Rigging it Right

By Nick Curcione


Luck plays a part in practically everything we do even with our leisure time pursuits and fishing is no exception. Eventually however, blind luck becomes less of a factor and over time it is the knowledgeable angler who constantly experiences the most consistent success.

In fly- fishing, minimizing the luck factor is a two- step process. First, you have to choose a tackle combination that is appropriate for the conditions you are facing. Secondly, you have to know how to rig your tackle. These steps may become complicated because in the outdoors conditions can change very rapidly. But the proficient angler is the one who can readily adapt to the conditions at hand.

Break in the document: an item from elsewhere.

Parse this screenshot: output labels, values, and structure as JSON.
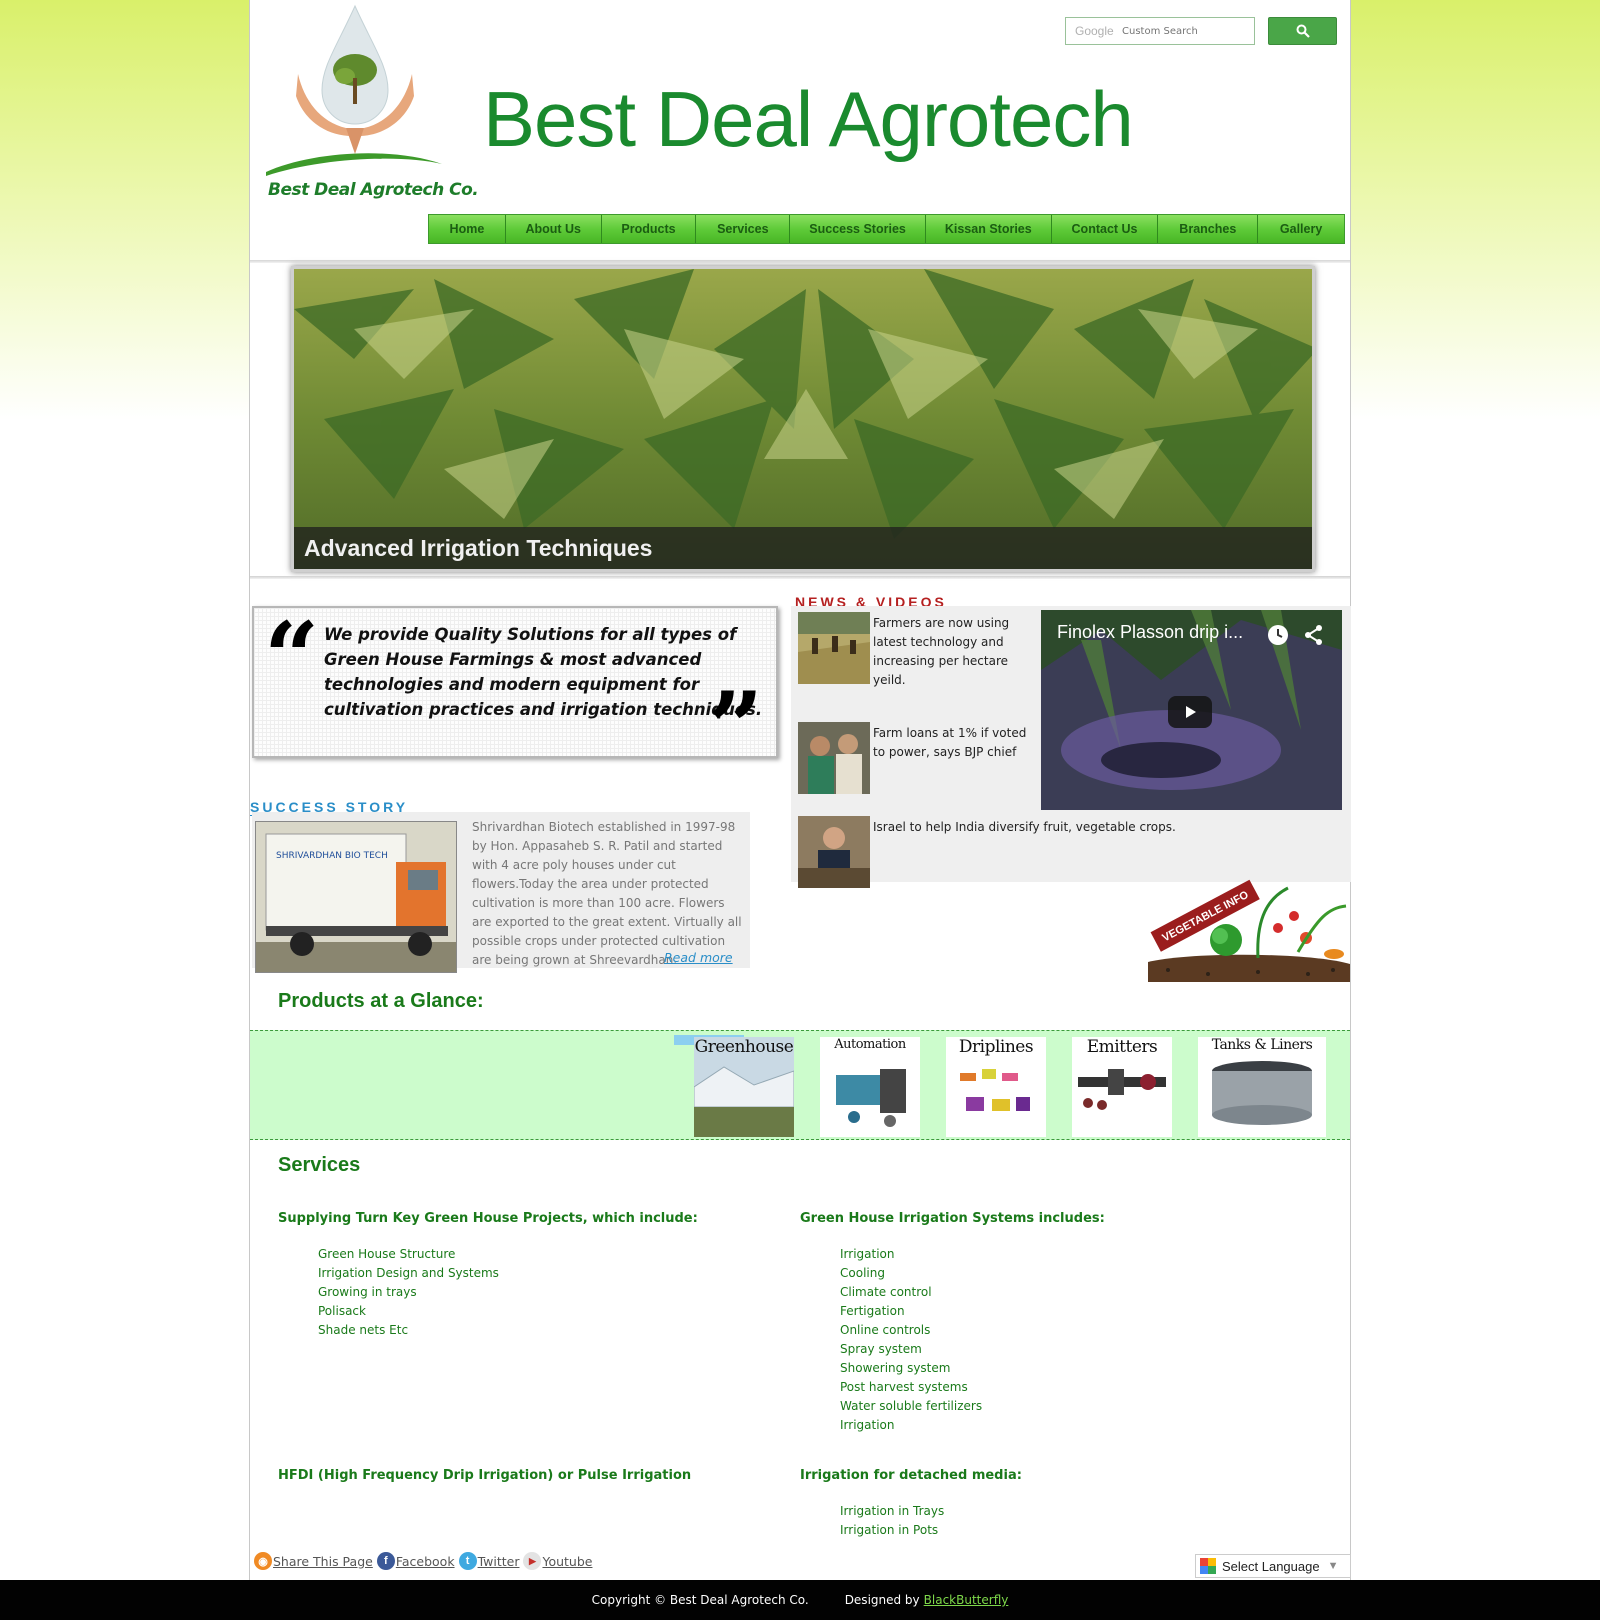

The one tackle component that garners the most attention from fly fishers is the fly rod. Mistakenly however, many anglers base their rod selection almost exclusively on the relative size of the species they are targeting. But equally important is the nature of the fly pattern you plan to present to the fish as well as the conditions you will be fishing in. The same fish may require different line and rod combinations based on prevailing conditions and changing fly patterns. For example, a 6-weight rod might be suitable on a bonefish flat early in the morning when conditions are calm, but later in the day if the wind begins to blow you may have to step up to an 8 or 9-weight. When fishing from a boat, adjustments like these should not present a major problem because you can generally have more than one outfit onboard. However, the angler on foot doesn’t have it quite so easy. Carrying multiple outfits or even extra reels or spools is generally not an option. But the appropriate choice of fly lines can go a long way in enabling you to adapt to changing conditions.